Kareem pens therapeutic lyrics of spiritual elevation
By Rory Sharrock
Aiya Kareem’s crafted lyrics are rooted in holistic healing and sensuality.
The inspiration behind her music serves as a positive outlet for self-therapy. They also cause a physical chain reaction with simultaneous head nodding and toe-tapping.
This has been a way of life for the Dutch-born singer/songwriter from early childhood. It remains true to form for her as a mature adult.
Kareem is a native of Haarlem, Netherlands. This city is located 12 miles east of Amsterdam.
Her Algerian bloodlines is the springboard for her global sound. As a kid, Kareem was always singing, dancing, writing and playing Algerian-themed beats as a percussionist.
Mellow mood of Marley, creativity and courage of Jackson
Along with this flavor, Kareem’s western musical inspirations are Whitney Houston and, most notably, Michael Jackson and Bob Marley.
“Michael Jackson did it all with singing and dancing. Bob Marley just feels like home. If I’m in a bad mood, I’ll put on some Bob Marley and feel good. Bob Marley is a prophet. Anywhere I go, and I hear Bob Marley, I feel at home,” Kareem said.
Aside from enjoying Jackson’s creativity, Kareem identifies with the late King of Pop due to her diagnosis of vitiligo. Jackson suffered from the same ailment that covered his entire body.
Because of the outward appearance, vitiligo used to be a source of embarrassment for Kareem. She was teased and used to work hard to hide the discoloration.
The trickle-down effect of bullying carried into adulthood.
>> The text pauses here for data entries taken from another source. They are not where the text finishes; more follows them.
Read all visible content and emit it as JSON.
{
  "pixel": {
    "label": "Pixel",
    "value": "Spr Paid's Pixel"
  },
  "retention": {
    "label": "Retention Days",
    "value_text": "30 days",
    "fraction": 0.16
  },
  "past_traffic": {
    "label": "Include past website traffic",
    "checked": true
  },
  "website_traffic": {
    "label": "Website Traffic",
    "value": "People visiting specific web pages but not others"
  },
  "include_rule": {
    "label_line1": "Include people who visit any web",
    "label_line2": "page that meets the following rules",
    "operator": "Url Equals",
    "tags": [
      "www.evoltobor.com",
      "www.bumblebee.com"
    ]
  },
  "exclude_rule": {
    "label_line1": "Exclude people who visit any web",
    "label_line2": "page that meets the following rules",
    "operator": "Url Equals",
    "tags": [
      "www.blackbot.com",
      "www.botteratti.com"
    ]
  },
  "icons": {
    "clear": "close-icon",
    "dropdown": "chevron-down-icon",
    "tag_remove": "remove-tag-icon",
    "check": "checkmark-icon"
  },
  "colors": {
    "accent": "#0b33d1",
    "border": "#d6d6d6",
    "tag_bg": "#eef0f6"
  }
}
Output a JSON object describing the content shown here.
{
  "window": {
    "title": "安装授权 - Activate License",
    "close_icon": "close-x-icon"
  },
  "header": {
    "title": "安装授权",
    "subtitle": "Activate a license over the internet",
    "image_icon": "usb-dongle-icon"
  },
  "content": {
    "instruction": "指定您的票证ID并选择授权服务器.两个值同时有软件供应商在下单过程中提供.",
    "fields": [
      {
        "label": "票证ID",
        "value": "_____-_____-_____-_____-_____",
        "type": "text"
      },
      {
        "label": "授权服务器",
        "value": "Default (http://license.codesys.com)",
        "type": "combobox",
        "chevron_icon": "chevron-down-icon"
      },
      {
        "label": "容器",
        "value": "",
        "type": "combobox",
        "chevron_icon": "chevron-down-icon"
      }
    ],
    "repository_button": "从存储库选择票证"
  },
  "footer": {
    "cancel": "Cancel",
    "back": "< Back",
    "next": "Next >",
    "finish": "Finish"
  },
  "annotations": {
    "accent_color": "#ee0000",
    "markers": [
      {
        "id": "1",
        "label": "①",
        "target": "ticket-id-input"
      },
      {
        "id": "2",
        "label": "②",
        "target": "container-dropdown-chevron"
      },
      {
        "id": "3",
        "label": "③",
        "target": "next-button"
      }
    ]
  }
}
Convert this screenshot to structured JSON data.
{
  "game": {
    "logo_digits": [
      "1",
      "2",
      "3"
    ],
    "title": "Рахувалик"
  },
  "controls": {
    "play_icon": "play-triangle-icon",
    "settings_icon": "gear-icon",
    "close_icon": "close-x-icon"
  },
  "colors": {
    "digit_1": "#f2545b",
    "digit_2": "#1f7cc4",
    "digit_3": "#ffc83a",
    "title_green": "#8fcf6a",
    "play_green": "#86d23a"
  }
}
She applied extra makeup around her mouth to camouflage the spots.
Kareem no longer harbors those negative self-conscious emotions. Today, she embraces it as a badge of beauty.
“I used to cover it up until March 2020. There are a lot of pictures where you don’t really see it,” Kareem said. “I used to think it was ugly. But when stars such as Winnie Harlow, because they’re different, it gives a lot of power to people.”
One God and the quest for spiritual awareness
In addition to her diverse musical and ethnic background, Kareem has a broad approach to spirituality.
Her mother was raised Catholic and her father is a Muslim. According to Islam, when there are different faiths between the parents, the child is considered a Muslim.
Growing up, Kareem attended a Christian school in her neighborhood. This makes her knowledgeable in the Bible and Quran.
However, she describes herself as “homeless” regarding religion.
“I believe in God, but I don’t have a religion. I haven’t found a religion that sticks with me. There’s only one God in my opinion. It doesn’t matter what religion you have,” Kareem said.
Music during the pandemic
Although she doesn’t fully practice a specific doctrine, Kareem adores the core spirituality of Christianity and Islam.
“Sometimes I wish I had one. I think it’s so beautiful to pray during Ramadan and go to the mosque. On the other hand, it’d be good to go to church and sing gospel music. I really love gospel music. It can make me cry like a baby,” she said.
Kareem is working on new material with plans to release an EP. She also wants to submit songs for artists to perform on their albums.
Her upcoming project would be a follow-up to the period-piece anthem, “City on Lockdown.” The song is an ode to love and loneliness during the onset of the coronavirus pandemic.
On the hook, Kareem expresses the hurt and uncertainty as the virus spreads rapidly. She laments a wish of taking her lover home to avoid being separated.
“Whole city on lockdown. When will I see you again? Tonight, I gotta to fly out. If only I could take you with me. We would take our love overseas. I’m feeling right when it’s you and me.”
Kareem was in Los Angeles when the shutdown occurred. She then flew to New York before returning to Amsterdam.
Looking at the once vibrant scene in New York transformed into a desolate area was depressing. Upon the suggestion of a producer, she penned the song to bring about a sense of calmness.
“While I was in New York, the city was empty. I’ve never seen a ghost city in my life. It gave me a lot of anxiety. I was crying and my producer said let’s go to the studio. We went and created that song,” she said.
Although she’s away from several peers and colleagues, Kareem maintains communication with individuals in the music industry. She frequently hosts and participates in rooms on the Clubhouse app.
Click this link to hear the full interview on the UnStoppable with Lequita Sharrock podcast: https://unstoppablewithlequitasharrock.libsyn.com/ep-14-music-unites-love-heals-pt-1.